[Records drawn from a dataset]
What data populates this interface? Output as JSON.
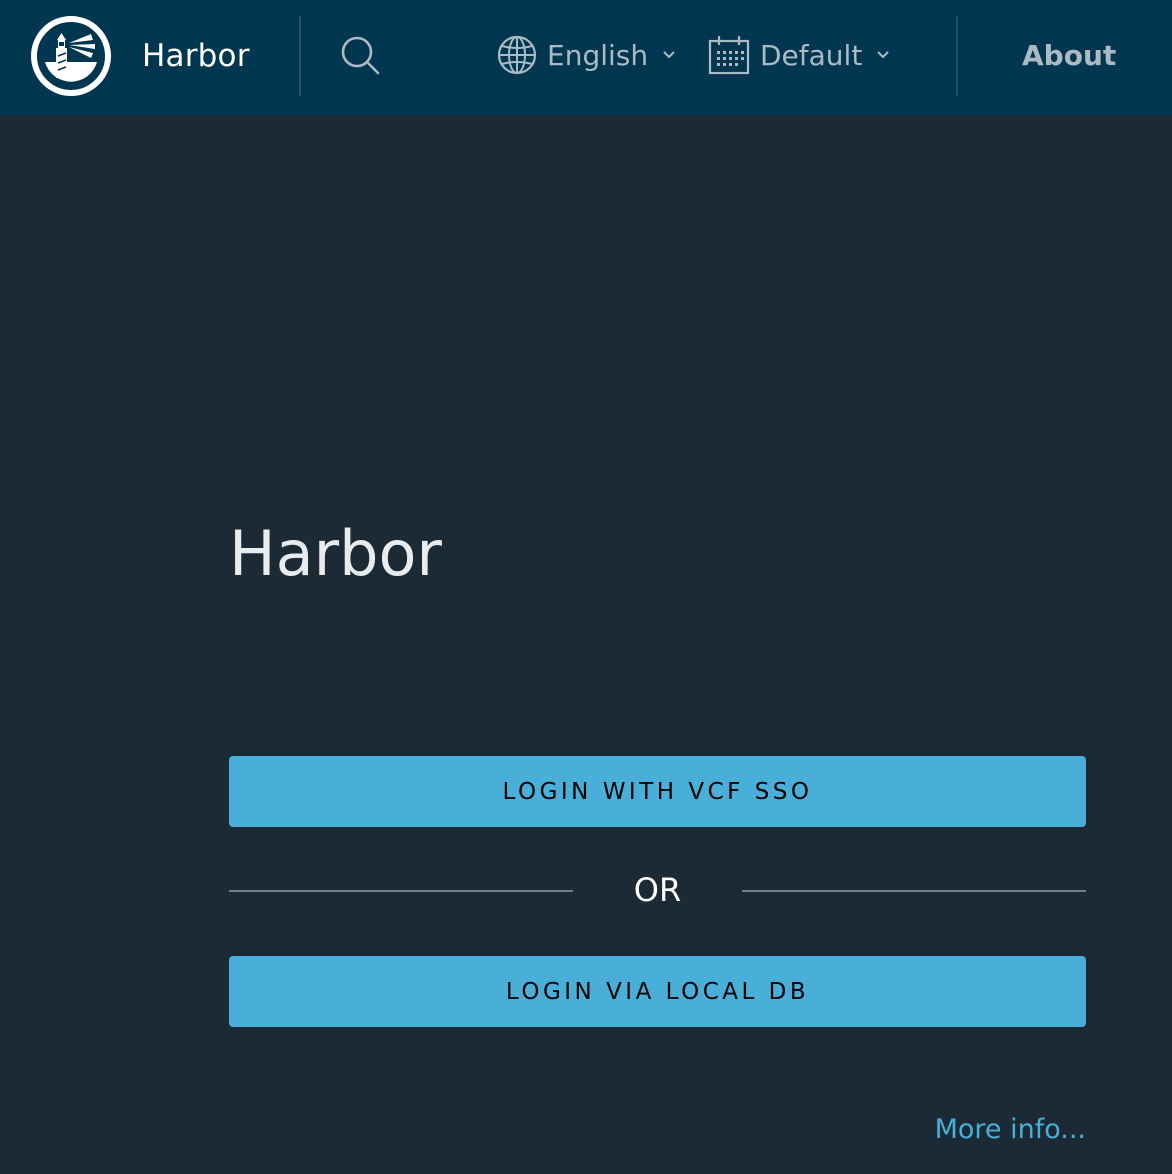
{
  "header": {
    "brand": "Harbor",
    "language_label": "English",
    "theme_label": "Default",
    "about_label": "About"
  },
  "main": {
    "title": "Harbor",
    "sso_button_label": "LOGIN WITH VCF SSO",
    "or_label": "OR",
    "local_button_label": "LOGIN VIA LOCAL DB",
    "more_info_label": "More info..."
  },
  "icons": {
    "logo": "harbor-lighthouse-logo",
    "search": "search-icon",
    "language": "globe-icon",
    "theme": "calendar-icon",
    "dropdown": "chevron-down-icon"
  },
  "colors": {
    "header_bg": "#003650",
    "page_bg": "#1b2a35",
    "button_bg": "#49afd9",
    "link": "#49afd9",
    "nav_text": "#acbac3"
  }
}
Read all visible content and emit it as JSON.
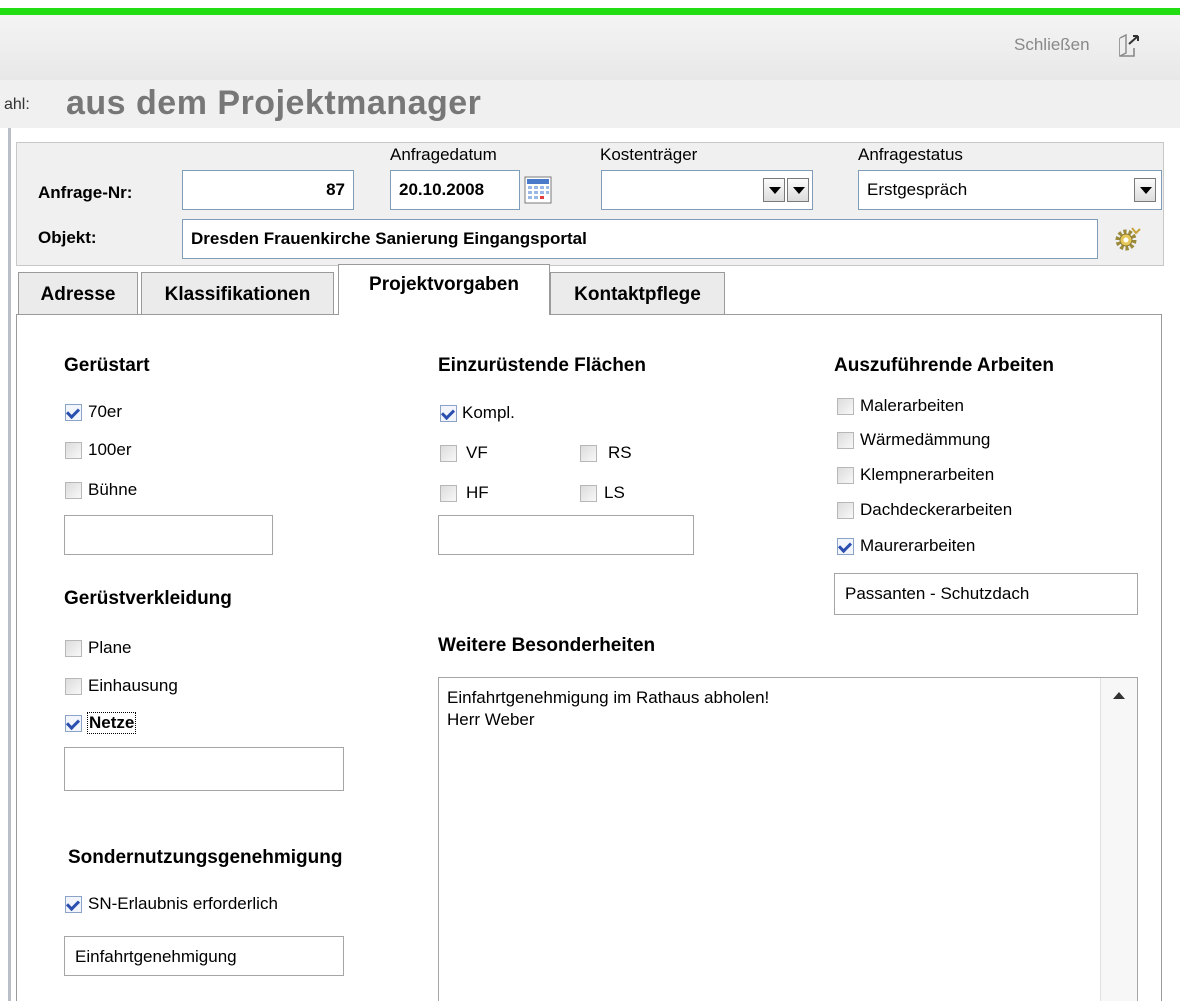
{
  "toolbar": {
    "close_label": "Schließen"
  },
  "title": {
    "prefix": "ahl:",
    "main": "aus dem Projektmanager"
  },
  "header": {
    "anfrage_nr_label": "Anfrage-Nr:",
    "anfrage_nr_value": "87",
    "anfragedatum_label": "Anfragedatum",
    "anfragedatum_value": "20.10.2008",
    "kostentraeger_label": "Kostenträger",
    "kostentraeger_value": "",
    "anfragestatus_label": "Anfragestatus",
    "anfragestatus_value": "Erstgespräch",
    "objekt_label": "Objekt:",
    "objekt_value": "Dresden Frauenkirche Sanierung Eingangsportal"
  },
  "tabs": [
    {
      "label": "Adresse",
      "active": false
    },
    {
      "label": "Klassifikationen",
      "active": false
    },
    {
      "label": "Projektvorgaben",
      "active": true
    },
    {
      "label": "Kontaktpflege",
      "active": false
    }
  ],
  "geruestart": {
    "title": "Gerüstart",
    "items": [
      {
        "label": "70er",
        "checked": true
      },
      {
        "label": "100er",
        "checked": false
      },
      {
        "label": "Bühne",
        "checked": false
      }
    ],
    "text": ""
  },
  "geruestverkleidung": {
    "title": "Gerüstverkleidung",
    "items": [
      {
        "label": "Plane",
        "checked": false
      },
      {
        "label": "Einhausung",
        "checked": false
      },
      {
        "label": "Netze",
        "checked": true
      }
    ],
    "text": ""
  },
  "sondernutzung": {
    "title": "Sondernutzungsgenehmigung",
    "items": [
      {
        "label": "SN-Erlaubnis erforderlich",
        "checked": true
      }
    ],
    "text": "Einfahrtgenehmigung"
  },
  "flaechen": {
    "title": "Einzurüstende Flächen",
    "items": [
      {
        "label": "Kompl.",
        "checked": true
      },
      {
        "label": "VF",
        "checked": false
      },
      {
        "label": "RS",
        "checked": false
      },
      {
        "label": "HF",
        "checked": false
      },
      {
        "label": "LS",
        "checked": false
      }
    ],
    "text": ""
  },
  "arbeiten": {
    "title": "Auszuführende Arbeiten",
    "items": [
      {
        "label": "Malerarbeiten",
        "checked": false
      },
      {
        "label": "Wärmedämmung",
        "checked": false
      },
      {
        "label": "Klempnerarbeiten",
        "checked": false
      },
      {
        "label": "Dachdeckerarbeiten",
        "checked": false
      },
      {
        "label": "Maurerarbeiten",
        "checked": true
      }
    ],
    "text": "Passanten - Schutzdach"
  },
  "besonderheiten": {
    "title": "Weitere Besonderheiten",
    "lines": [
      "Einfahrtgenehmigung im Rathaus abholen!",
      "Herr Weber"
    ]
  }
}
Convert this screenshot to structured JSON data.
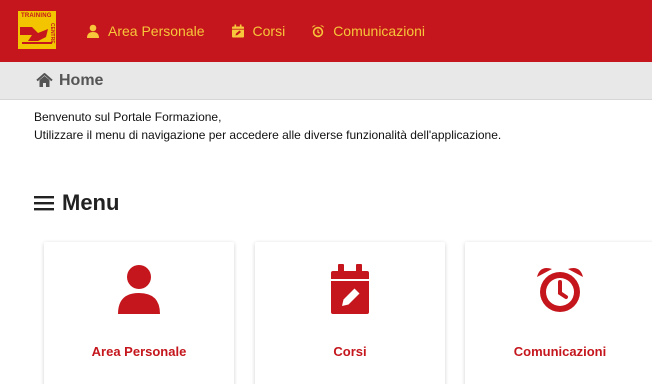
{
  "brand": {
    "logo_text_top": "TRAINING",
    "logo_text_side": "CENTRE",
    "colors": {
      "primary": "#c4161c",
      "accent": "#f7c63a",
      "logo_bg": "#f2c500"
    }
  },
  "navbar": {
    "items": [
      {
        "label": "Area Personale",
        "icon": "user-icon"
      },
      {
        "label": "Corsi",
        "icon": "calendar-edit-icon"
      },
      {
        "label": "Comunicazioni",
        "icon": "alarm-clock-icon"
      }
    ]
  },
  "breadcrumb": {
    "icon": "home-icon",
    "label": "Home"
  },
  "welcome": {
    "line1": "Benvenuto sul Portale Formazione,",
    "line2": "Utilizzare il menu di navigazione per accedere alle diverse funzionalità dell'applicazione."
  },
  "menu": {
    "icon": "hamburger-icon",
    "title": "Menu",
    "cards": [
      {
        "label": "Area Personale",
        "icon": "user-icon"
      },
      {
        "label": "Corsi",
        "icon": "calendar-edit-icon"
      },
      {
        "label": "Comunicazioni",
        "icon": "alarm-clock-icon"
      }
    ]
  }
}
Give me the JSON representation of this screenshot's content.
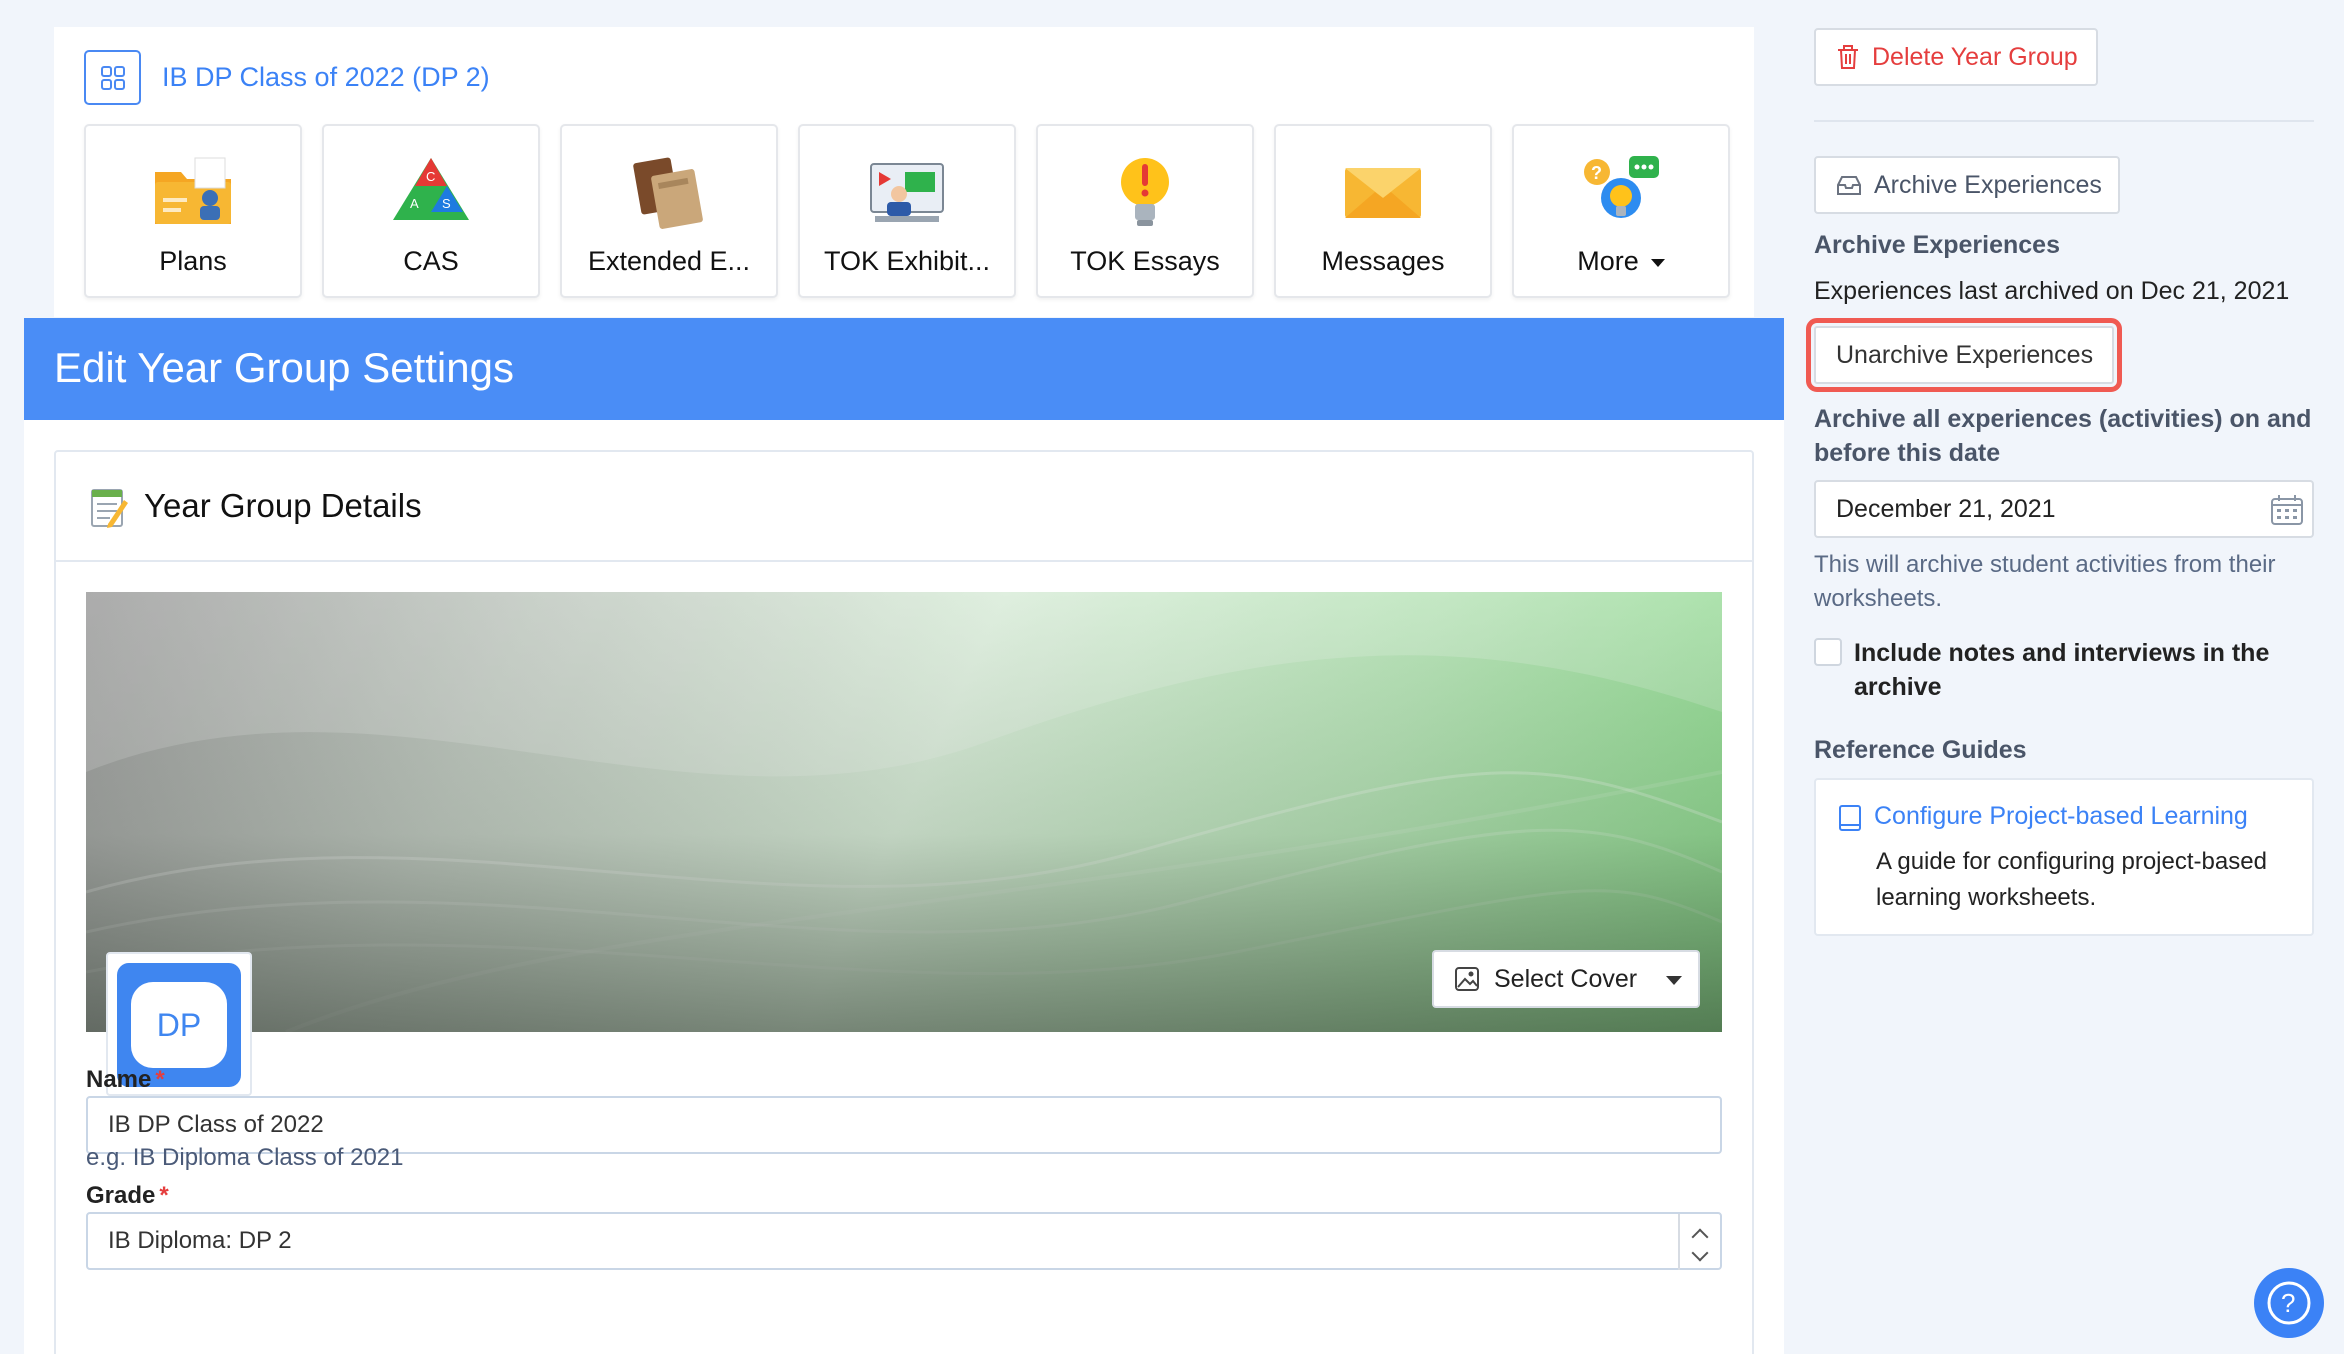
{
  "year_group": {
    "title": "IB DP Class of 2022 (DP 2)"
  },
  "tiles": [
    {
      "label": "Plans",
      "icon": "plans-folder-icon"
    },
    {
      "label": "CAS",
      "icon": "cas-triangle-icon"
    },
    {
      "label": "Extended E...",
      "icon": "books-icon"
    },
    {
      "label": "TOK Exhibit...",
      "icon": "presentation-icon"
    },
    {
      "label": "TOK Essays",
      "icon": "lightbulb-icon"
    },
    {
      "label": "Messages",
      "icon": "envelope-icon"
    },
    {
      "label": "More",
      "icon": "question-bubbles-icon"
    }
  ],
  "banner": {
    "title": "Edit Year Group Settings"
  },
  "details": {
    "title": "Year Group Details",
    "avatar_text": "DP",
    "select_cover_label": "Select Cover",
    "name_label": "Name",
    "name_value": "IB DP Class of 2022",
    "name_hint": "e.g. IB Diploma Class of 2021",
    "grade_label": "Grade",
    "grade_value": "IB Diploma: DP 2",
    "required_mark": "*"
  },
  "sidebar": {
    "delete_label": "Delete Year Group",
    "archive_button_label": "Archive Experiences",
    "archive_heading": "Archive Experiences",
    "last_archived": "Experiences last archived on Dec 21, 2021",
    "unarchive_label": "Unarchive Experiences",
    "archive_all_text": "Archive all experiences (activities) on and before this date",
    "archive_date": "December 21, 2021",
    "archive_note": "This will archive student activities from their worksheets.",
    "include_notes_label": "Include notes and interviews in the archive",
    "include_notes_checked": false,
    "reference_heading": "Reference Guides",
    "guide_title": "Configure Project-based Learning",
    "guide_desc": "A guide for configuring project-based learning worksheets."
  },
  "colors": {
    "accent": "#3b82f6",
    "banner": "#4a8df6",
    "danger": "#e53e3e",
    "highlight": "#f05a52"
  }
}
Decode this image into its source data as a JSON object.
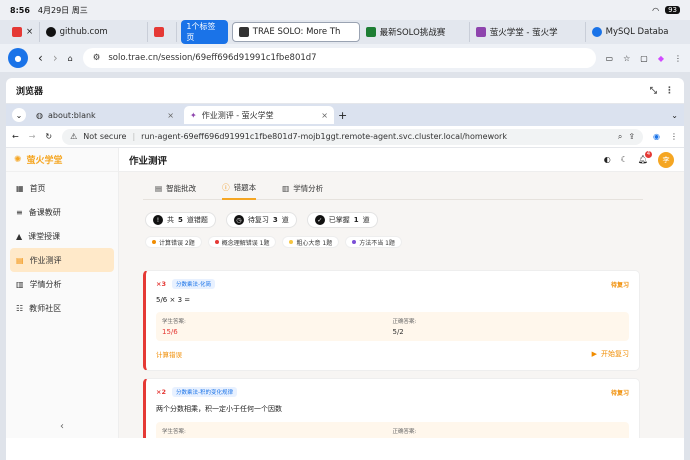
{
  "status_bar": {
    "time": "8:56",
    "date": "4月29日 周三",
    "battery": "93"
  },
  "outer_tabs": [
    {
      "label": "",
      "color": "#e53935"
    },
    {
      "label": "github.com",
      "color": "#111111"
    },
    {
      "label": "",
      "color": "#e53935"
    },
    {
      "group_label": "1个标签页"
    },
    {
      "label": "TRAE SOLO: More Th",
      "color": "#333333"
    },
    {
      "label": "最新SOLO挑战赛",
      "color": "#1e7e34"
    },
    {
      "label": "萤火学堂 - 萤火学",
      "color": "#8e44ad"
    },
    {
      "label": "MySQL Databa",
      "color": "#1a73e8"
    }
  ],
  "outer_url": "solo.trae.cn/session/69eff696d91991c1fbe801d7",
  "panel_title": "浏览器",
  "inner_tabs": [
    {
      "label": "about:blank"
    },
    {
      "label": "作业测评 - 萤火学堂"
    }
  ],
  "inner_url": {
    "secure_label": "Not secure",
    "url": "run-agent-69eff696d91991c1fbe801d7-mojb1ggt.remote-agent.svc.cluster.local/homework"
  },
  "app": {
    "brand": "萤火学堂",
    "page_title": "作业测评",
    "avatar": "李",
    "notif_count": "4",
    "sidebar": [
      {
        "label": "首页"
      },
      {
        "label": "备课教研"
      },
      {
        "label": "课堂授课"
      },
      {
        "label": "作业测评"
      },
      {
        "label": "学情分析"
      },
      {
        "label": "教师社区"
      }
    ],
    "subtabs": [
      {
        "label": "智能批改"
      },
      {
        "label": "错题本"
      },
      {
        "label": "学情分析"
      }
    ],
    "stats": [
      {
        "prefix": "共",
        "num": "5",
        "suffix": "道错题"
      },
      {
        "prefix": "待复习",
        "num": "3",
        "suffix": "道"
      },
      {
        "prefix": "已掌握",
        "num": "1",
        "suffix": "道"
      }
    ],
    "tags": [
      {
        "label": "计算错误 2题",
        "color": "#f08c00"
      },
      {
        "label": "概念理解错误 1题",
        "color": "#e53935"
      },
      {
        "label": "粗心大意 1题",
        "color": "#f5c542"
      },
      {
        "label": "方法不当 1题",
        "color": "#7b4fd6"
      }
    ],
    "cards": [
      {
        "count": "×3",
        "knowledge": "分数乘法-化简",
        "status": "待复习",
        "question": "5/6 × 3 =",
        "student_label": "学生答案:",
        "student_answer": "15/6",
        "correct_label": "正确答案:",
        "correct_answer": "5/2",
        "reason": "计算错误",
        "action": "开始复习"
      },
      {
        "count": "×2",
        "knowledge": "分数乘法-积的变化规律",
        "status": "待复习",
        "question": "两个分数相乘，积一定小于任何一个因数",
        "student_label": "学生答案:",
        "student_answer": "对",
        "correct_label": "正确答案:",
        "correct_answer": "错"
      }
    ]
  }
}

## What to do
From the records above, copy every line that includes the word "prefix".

## Solution for this exercise
    "prefix": "ahl:",
        "prefix": "共",
        "prefix": "待复习",
        "prefix": "已掌握",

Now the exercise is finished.